“In Benton Harbor’s case, Benton Harbor schools, there’s a good possibility we could have a consent agreement. The school board seems very interested in that, the superintendent, so we’re working through that.”

Democratic candidate Mark Schauer says he would come up with a road funding solution where Governor Rick Snyder and the Republicans failed. Schauer did not give specifics, but said he would do it without raising fuel taxes. It was part of an economic platform he outlined today.

It also includes boosting the state’s renewable energy, repealing the right to work law, and restoring the tax break for pension income.

Schauer said his economic plan would create tens of thousands of new jobs.

“By rebuilding our infrastructure, raising our renewable energy standard, tough ‘buy Michigan’ standards, by cutting taxes to retirees and working families,” Schauer said, “I think tens of thousands is a conservative estimate.”

Schauer said he would also ban for-profit charter schools and rely less on outside contracts for state services.

Governor Snyder says his policies are at least partly responsible for 250,000 new private sector jobs since he took office.

 There are some big stakes in the primary elections less than two weeks away, and fierce fights over congressional and legislative nominations are getting a lot of attention.

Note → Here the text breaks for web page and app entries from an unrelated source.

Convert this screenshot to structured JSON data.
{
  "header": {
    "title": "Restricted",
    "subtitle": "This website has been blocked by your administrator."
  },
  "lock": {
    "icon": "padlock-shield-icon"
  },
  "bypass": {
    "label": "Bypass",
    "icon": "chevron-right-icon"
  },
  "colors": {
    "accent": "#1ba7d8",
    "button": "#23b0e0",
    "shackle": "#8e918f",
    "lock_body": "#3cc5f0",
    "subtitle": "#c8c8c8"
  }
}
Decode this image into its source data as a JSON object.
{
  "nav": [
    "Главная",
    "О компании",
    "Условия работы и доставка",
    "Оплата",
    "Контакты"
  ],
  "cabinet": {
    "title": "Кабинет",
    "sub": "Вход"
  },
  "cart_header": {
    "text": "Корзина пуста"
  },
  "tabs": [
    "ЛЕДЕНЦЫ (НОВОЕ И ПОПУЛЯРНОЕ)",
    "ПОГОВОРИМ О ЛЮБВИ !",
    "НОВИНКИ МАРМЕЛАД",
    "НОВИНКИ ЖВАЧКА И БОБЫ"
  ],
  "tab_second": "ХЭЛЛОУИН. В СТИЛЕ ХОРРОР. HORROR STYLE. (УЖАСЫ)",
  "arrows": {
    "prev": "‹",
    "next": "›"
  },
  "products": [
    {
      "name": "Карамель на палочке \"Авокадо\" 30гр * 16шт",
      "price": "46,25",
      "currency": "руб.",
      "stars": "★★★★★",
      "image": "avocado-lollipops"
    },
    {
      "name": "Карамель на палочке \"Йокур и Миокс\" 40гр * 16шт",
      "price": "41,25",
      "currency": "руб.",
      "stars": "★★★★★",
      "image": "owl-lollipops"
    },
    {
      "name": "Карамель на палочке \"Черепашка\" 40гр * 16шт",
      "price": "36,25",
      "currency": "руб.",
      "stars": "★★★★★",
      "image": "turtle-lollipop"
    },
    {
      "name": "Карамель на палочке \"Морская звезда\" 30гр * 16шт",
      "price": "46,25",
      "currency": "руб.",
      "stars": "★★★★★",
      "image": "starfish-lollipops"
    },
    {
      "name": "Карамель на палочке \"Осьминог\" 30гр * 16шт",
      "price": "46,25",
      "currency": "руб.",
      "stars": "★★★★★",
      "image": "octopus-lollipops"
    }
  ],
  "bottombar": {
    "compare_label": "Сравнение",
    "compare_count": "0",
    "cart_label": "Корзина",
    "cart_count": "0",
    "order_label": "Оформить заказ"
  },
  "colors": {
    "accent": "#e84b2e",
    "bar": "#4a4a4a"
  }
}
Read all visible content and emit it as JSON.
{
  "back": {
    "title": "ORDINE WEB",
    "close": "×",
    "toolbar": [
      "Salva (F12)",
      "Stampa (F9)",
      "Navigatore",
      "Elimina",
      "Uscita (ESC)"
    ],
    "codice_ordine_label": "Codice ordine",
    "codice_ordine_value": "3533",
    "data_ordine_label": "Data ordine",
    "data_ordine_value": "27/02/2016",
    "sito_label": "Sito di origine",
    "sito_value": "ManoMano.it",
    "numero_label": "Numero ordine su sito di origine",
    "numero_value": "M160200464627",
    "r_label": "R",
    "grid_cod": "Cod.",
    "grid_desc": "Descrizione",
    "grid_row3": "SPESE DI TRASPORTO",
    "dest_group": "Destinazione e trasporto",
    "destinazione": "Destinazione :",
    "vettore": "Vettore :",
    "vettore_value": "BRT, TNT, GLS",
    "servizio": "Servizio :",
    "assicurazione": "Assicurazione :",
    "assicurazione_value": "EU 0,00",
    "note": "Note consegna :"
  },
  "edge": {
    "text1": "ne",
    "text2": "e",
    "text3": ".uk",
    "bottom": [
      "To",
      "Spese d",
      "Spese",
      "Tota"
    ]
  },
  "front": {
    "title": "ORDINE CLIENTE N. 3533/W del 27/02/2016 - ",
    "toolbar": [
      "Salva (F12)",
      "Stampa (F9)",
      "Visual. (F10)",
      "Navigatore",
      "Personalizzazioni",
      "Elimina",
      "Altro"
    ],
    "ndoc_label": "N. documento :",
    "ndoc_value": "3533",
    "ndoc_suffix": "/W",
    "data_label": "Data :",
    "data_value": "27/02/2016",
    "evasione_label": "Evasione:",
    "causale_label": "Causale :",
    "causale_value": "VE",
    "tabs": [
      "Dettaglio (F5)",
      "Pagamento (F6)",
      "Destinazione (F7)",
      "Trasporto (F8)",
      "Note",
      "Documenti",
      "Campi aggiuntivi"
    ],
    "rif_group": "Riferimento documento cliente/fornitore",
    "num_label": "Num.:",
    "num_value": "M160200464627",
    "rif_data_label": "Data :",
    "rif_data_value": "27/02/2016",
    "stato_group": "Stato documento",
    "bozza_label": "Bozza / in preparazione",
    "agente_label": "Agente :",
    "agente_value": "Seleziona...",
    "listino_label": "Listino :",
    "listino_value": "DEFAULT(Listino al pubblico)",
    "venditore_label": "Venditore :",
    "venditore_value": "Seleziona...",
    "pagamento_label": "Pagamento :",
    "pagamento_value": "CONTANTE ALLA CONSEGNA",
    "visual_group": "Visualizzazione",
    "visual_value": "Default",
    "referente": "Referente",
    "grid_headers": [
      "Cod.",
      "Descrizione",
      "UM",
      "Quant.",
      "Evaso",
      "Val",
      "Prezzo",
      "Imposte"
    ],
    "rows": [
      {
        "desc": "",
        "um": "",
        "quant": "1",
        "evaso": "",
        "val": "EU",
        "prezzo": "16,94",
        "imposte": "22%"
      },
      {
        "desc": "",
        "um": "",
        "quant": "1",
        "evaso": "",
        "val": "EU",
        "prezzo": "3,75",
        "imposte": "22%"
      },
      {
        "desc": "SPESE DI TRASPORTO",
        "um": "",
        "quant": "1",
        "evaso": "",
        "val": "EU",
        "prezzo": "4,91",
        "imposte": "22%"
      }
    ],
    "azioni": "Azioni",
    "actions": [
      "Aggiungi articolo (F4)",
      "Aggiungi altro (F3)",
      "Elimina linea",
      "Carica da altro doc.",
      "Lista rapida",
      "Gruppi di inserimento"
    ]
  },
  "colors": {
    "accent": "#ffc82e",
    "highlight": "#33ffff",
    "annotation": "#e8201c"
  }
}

Not that it’s likely to boost what is usually anemic turnout in the primaries, and that’s despite the reality that most seats are so firmly partisan that the primary is actually the decisive election that really determines who goes to Lansing or Washington.

Like other politicos, we’ve paid a lot of attention to the face-off between the Republican establishment and the GOP’s Tea Party wing. And while that fight is playing out in some state House and Senate races, and some big Congressional races, it’s also playing out locally. Very locally.

We’re talking about the humble precinct delegate.

Michigan Attorney General Bill Schuette and the state Department of Environmental Quality have sent a warning letter to Enbridge Energy. It says the company has to do a better job of securing an oil pipeline that runs through the Straits of Mackinac.

“We just want to make sure that this pipeline’s going to be safe," said Dan Wyant, director of the DEQ. He says a leak in the pipeline would have implications throughout the Great Lakes.

“A lot of concern about this pipeline. Sixty years it’s been safe, but we’re in a position, Attorney General Schuette, I as the chief environmental officer of this state, to ensure we don’t have a problem on this pipeline,” he said.

Enbridge quickly responded it would add more anchors to its pipeline. Four years ago, a break in an Enbridge pipe dumped about a million of gallons of oil into the Kalamazoo River.

An association of non-union construction companies has asked the state Supreme Court to strike down local prevailing wage laws. The Associated Builders and Contractors says a state law preempts the ordinances.

Nearly two dozen Michigan communities have their own prevailing wage ordinances. They’re supposed to ensure that workers on city-financed projects are paid something close to union wages.